WHAT YOU HAVE TO DO: Exact repetition is required: reproduce every line of the data.

┄┄┄┄┄┄

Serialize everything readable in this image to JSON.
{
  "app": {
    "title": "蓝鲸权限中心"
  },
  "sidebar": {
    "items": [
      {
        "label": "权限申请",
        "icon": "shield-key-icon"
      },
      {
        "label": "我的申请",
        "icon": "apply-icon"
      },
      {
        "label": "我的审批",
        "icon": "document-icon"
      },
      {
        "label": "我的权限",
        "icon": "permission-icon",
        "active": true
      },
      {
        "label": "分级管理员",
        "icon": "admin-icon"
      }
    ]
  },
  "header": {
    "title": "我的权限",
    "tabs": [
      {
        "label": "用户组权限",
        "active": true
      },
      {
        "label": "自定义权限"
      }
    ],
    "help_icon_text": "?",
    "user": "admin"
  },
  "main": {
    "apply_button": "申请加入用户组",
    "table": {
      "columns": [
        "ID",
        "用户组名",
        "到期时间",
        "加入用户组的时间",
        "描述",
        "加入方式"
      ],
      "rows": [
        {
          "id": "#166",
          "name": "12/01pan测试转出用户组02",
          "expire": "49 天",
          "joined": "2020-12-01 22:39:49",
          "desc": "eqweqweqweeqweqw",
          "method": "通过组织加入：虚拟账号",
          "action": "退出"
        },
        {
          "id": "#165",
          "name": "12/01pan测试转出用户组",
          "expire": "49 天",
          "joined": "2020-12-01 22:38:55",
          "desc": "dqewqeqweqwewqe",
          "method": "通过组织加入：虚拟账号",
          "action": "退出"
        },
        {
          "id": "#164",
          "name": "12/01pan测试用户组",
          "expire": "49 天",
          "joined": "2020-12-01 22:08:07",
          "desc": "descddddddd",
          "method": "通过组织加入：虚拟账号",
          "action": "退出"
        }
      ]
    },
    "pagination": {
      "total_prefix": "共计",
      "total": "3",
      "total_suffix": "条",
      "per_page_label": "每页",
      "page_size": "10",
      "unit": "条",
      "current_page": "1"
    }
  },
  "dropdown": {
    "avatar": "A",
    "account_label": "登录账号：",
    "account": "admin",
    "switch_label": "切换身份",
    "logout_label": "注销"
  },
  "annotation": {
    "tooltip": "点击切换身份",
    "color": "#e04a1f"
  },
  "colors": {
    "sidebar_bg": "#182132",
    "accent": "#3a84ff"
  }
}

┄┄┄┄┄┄

TASK RESULT:
Serialize everything readable in this image to JSON.
{
  "app": {
    "title": "蓝鲸权限中心"
  },
  "sidebar": {
    "items": [
      {
        "label": "权限申请",
        "icon": "shield-key-icon"
      },
      {
        "label": "我的申请",
        "icon": "apply-icon"
      },
      {
        "label": "我的审批",
        "icon": "document-icon"
      },
      {
        "label": "我的权限",
        "icon": "permission-icon",
        "active": true
      },
      {
        "label": "分级管理员",
        "icon": "admin-icon"
      }
    ]
  },
  "header": {
    "title": "我的权限",
    "tabs": [
      {
        "label": "用户组权限",
        "active": true
      },
      {
        "label": "自定义权限"
      }
    ],
    "help_icon_text": "?",
    "user": "admin"
  },
  "main": {
    "apply_button": "申请加入用户组",
    "table": {
      "columns": [
        "ID",
        "用户组名",
        "到期时间",
        "加入用户组的时间",
        "描述",
        "加入方式"
      ],
      "rows": [
        {
          "id": "#166",
          "name": "12/01pan测试转出用户组02",
          "expire": "49 天",
          "joined": "2020-12-01 22:39:49",
          "desc": "eqweqweqweeqweqw",
          "method": "通过组织加入：虚拟账号",
          "action": "退出"
        },
        {
          "id": "#165",
          "name": "12/01pan测试转出用户组",
          "expire": "49 天",
          "joined": "2020-12-01 22:38:55",
          "desc": "dqewqeqweqwewqe",
          "method": "通过组织加入：虚拟账号",
          "action": "退出"
        },
        {
          "id": "#164",
          "name": "12/01pan测试用户组",
          "expire": "49 天",
          "joined": "2020-12-01 22:08:07",
          "desc": "descddddddd",
          "method": "通过组织加入：虚拟账号",
          "action": "退出"
        }
      ]
    },
    "pagination": {
      "total_prefix": "共计",
      "total": "3",
      "total_suffix": "条",
      "per_page_label": "每页",
      "page_size": "10",
      "unit": "条",
      "current_page": "1"
    }
  },
  "dropdown": {
    "avatar": "A",
    "account_label": "登录账号：",
    "account": "admin",
    "switch_label": "切换身份",
    "logout_label": "注销"
  },
  "annotation": {
    "tooltip": "点击切换身份",
    "color": "#e04a1f"
  },
  "colors": {
    "sidebar_bg": "#182132",
    "accent": "#3a84ff"
  }
}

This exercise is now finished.